I hope to have produced maybe a collection or two, though whether that comes off, who knows? I tend to see my writing now within the scope of attainable goals and whilst it might be tempting to say that I’d like to be in a position where I’m winning awards and making mega-bucks from prize money, the reality is that I’ll probably be just another lost voice in a sweeping landscape where better work than mine has to vie for attention. But I am always seeking to improve and if it comes to it that the work itself will have to suffice as justification for writing poetry, then so be it.
What contemporary Irish poets are you impressed by?
Where to start!

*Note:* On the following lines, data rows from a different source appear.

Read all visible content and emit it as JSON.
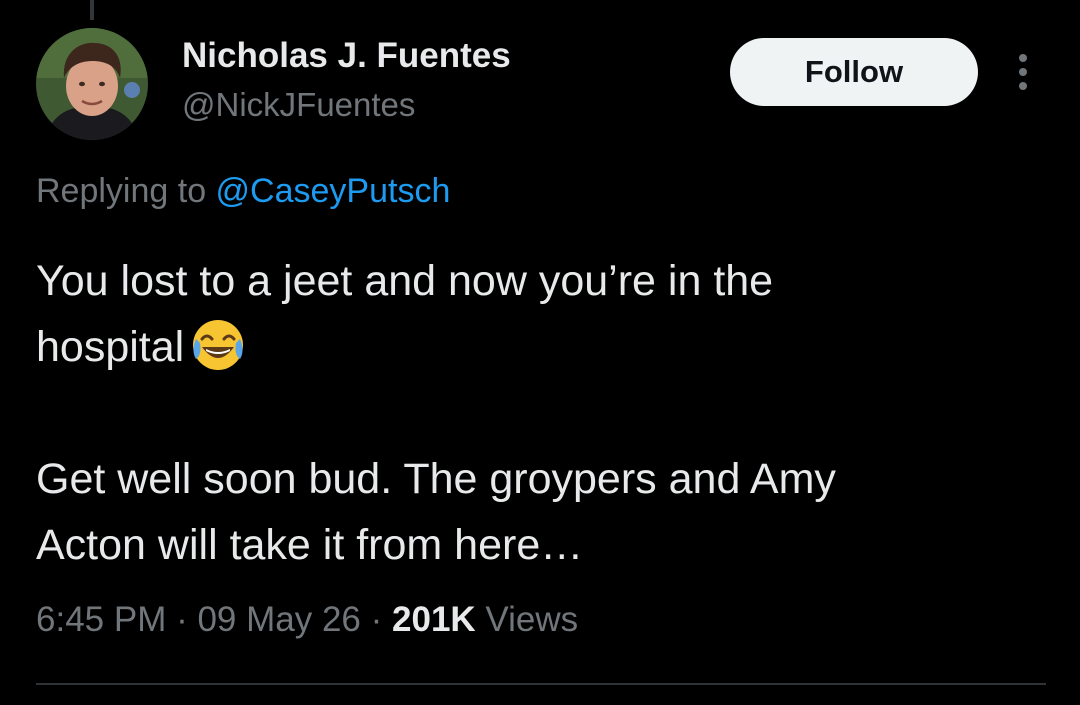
{
  "author": {
    "display_name": "Nicholas J. Fuentes",
    "handle": "@NickJFuentes",
    "avatar_icon": "profile-photo"
  },
  "header": {
    "follow_label": "Follow",
    "more_icon": "more-vertical-icon"
  },
  "reply": {
    "prefix": "Replying to ",
    "mention": "@CaseyPutsch"
  },
  "tweet": {
    "line1": "You lost to a jeet and now you’re in the",
    "line2": "hospital",
    "emoji": "face-with-tears-of-joy",
    "line3": "Get well soon bud. The groypers and Amy",
    "line4": "Acton will take it from here…"
  },
  "meta": {
    "time": "6:45 PM",
    "sep1": " · ",
    "date": "09 May 26",
    "sep2": " · ",
    "views_count": "201K",
    "views_label": " Views"
  },
  "colors": {
    "background": "#000000",
    "primary_text": "#e7e9ea",
    "secondary_text": "#71767b",
    "link": "#1d9bf0",
    "follow_bg": "#eff3f4"
  }
}
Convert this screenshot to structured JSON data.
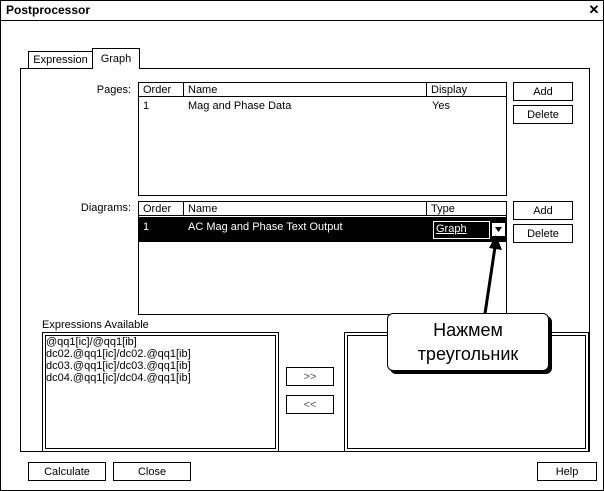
{
  "window": {
    "title": "Postprocessor",
    "close_label": "✕"
  },
  "tabs": [
    {
      "label": "Expression",
      "active": false
    },
    {
      "label": "Graph",
      "active": true
    }
  ],
  "pages": {
    "label": "Pages:",
    "columns": [
      "Order",
      "Name",
      "Display"
    ],
    "rows": [
      {
        "order": "1",
        "name": "Mag and Phase Data",
        "display": "Yes"
      }
    ],
    "add_label": "Add",
    "delete_label": "Delete"
  },
  "diagrams": {
    "label": "Diagrams:",
    "columns": [
      "Order",
      "Name",
      "Type"
    ],
    "rows": [
      {
        "order": "1",
        "name": "AC Mag and Phase Text Output",
        "type": "Graph"
      }
    ],
    "add_label": "Add",
    "delete_label": "Delete"
  },
  "expressions": {
    "label": "Expressions Available",
    "items": [
      "@qq1[ic]/@qq1[ib]",
      "dc02.@qq1[ic]/dc02.@qq1[ib]",
      "dc03.@qq1[ic]/dc03.@qq1[ib]",
      "dc04.@qq1[ic]/dc04.@qq1[ib]"
    ],
    "move_right_label": ">>",
    "move_left_label": "<<"
  },
  "callout": {
    "line1": "Нажмем",
    "line2": "треугольник"
  },
  "footer": {
    "calculate_label": "Calculate",
    "close_label": "Close",
    "help_label": "Help"
  }
}
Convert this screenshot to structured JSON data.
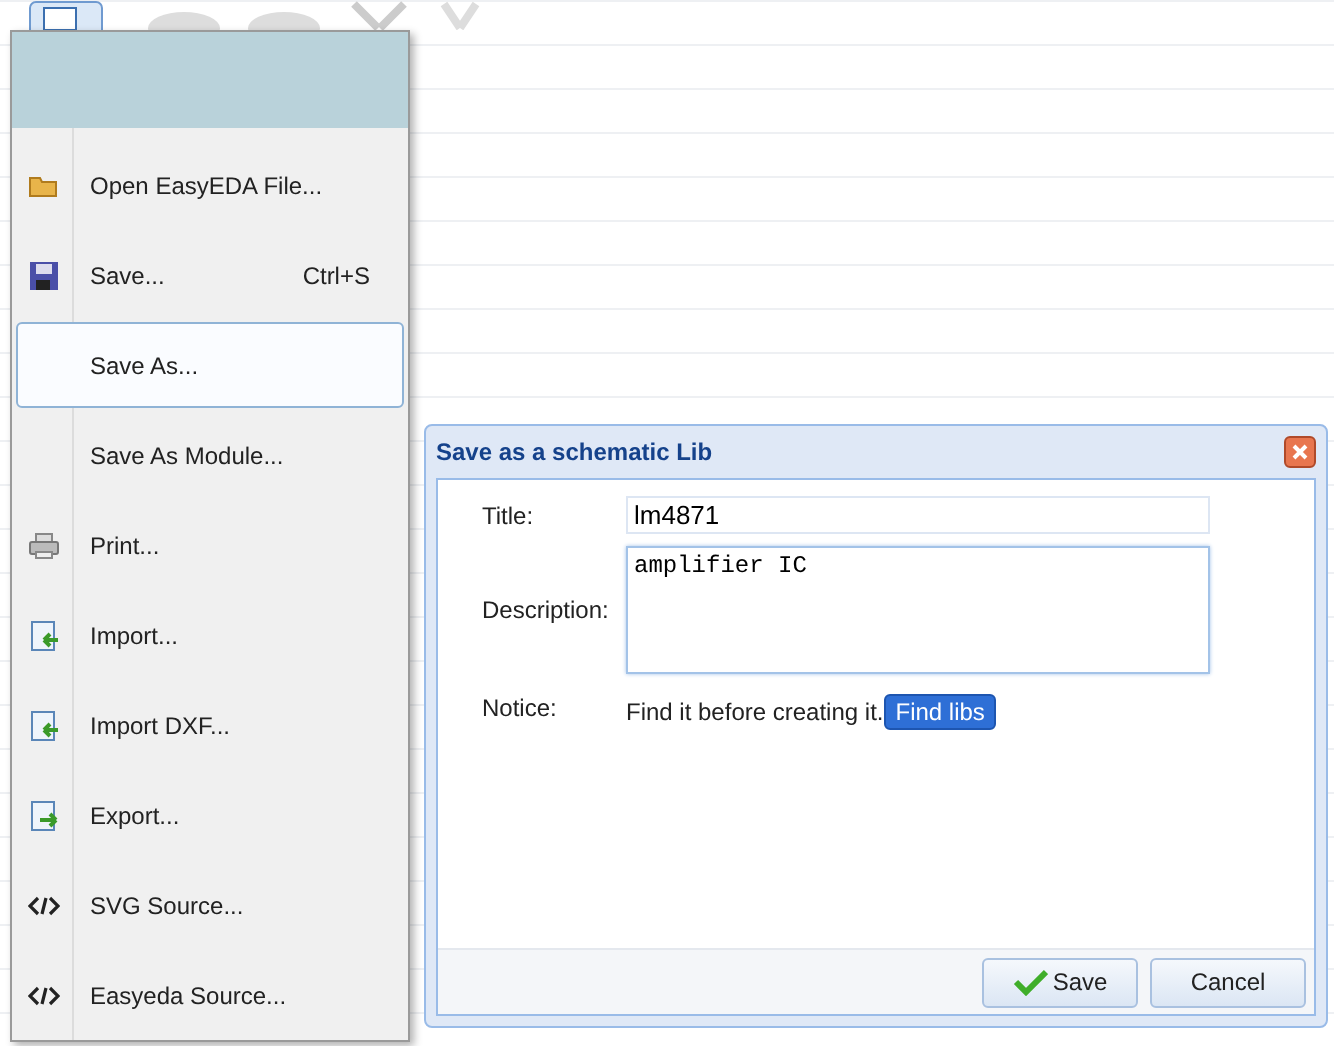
{
  "menu": {
    "items": [
      {
        "label": "Open EasyEDA File...",
        "selected": false
      },
      {
        "label": "Save...",
        "shortcut": "Ctrl+S",
        "selected": false
      },
      {
        "label": "Save As...",
        "selected": true
      },
      {
        "label": "Save As Module...",
        "selected": false
      },
      {
        "label": "Print...",
        "selected": false
      },
      {
        "label": "Import...",
        "selected": false
      },
      {
        "label": "Import DXF...",
        "selected": false
      },
      {
        "label": "Export...",
        "selected": false
      },
      {
        "label": "SVG Source...",
        "selected": false
      },
      {
        "label": "Easyeda Source...",
        "selected": false
      }
    ]
  },
  "dialog": {
    "title": "Save as a schematic Lib",
    "fields": [
      {
        "label": "Title:",
        "value": "lm4871"
      },
      {
        "label": "Description:",
        "value": "amplifier IC"
      }
    ],
    "notice": {
      "label": "Notice:",
      "text": "Find it before creating it.",
      "button": "Find libs"
    },
    "buttons": [
      "Save",
      "Cancel"
    ]
  }
}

There are a lot of folks writing impressive poetry in Ireland these days, though if, like my influences, I had to boil it down to just a few names I’d say that the ones to “watch out for” are: Stephen Connolly, Stephen Sexton, Michael Naghten Shanks, Victoria Kennefick, Elaine Cosgrove, Padraig Regan, Emma Must, Doireann Ní Ghríofa, Andy Eaton, Cal Doyle, Roisin Kelly and Kerrie O’Brien. For reasons, all, which are too numerous to go into, though if I was a betting man I’d say that they’ll all have collections by 2017.
Do you think Ireland is starting to move away from the “typical Irish Poetry” and move towards something more contemporary? Where do you see yourself in terms of that movement?
Ugh! I hate the idea of movements, or even that there has to be a divide between what we regard as “typical” or “fresh”. Good poetry is good poetry in the end, and the fact that we feel the need as writers to run off to our respective cliques and identify as being in one sub-strata or another is part of the reason that contemporary poetry holds little interest for the wider public. Or, to paraphrase Keith Douglas, failing to remember that bad poetry is no poetry at all.
Writing, like anything, abides by the basic laws of evolution and each new collection is a baby-step in the ongoing march of its collective history. It’s true that some figures have been more effective than others in advancing this march, but they didn’t create their work in a vacuum. Theirs was merely an improvement upon what came before.